drag-racing and sports-car tracks across America.”
You’d expect him to say that, of course, but it
isn’t hyperbole because it’s true. The ubiquitous engine has
appeared in everything from stock car racing (more NASCAR wins than
any other engine) to drag racing to endurance racing, not to mention
an ungodly number of hot rods built in the past 50 years.
The original small block Chevrolet grew in
displacement and output over the years. In 1957, the 283 cubic-inch
engine fitted with Rochester fuel injection became the first engine
to produce one horsepower per cubic inch. The 350 cubic-inch variant
appeared in 1967 and eventually appeared in everything from station
wagons to sports cars. It almost certainly is the most popular small
block V8 engine of all time.
The first-gen small block engine reached its
zenith with the 400 cubic-inch monster in 1970. By that point, the
venerable mill was all but bulletproof.
“By the time the engine was truly perfected in
1970, 300,000 miles was the norm for a 350 cubic-inch small block
Chevrolet,” Wolkonowicz said. “It was a beautiful, remarkable
Those with jaundiced eyes might say, “Yeah, yeah.
That was then. What does an engine designed half a century ago have
to do with getting down the road in the 21st century?”
A lot, actually. The DNA of the small-block
Chevrolet can be found in modern GM engines.
General Motors revamped the small block when it
introduced the 347 cubic-inch LT engine in 1992 to comply with
tightening fuel economy and emissions regulations. The LT featured,
among other changes, reverse cooling (in which the coolant flows
down through the cylinder heads into the engine block) and an
optical distributor mounted at the front of the engine. But it was,
at its heart, the same engine Cole designed.
GM went back to the drawing board for the LS
engine, which first appeared in the Chevrolet Corvette in 1997. Yes,
it’s a V8, but it’s not a small block V8.
“Everything is different,” Wolkonowicz said. “The
only thing that’s the same is it’s a 90-degree layout with pushrods
and a 4.4-inch on-center bore. Every other part of the engine has
That doesn’t detract from the significance of the

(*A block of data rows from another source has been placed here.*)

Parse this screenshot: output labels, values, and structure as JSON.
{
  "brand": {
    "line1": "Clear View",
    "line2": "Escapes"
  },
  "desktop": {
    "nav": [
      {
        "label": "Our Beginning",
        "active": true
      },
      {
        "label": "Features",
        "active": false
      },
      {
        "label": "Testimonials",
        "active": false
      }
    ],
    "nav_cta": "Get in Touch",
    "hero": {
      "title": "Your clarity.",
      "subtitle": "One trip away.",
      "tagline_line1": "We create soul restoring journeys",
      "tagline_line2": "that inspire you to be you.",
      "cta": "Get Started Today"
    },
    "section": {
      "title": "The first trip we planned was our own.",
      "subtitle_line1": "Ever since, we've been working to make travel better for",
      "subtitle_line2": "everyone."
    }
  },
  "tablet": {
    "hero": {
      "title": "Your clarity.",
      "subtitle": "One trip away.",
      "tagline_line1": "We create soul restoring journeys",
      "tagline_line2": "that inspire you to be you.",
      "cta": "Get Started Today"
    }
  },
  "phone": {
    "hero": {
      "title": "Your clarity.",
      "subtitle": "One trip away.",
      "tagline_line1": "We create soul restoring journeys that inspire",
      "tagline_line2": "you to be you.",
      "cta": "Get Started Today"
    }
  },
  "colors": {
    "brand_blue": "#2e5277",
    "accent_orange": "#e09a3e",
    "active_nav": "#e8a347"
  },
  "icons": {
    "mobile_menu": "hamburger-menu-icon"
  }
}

original, or the potential of its descendants. GM has stuck with the
general design all these years because it still offers the same
benefits: small size, light weight and excellent power.
“As fabulous as the original small block was, the
new small block is better in every way,” Wolkonowicz said. “It’s
more durable. It’s got more performance. It’s quieter. It’s
smoother. It is is capable of better fuel economy and lower
emissions. It is simply a much better engine. It is to the 21st
century as the original was to the 20th century.”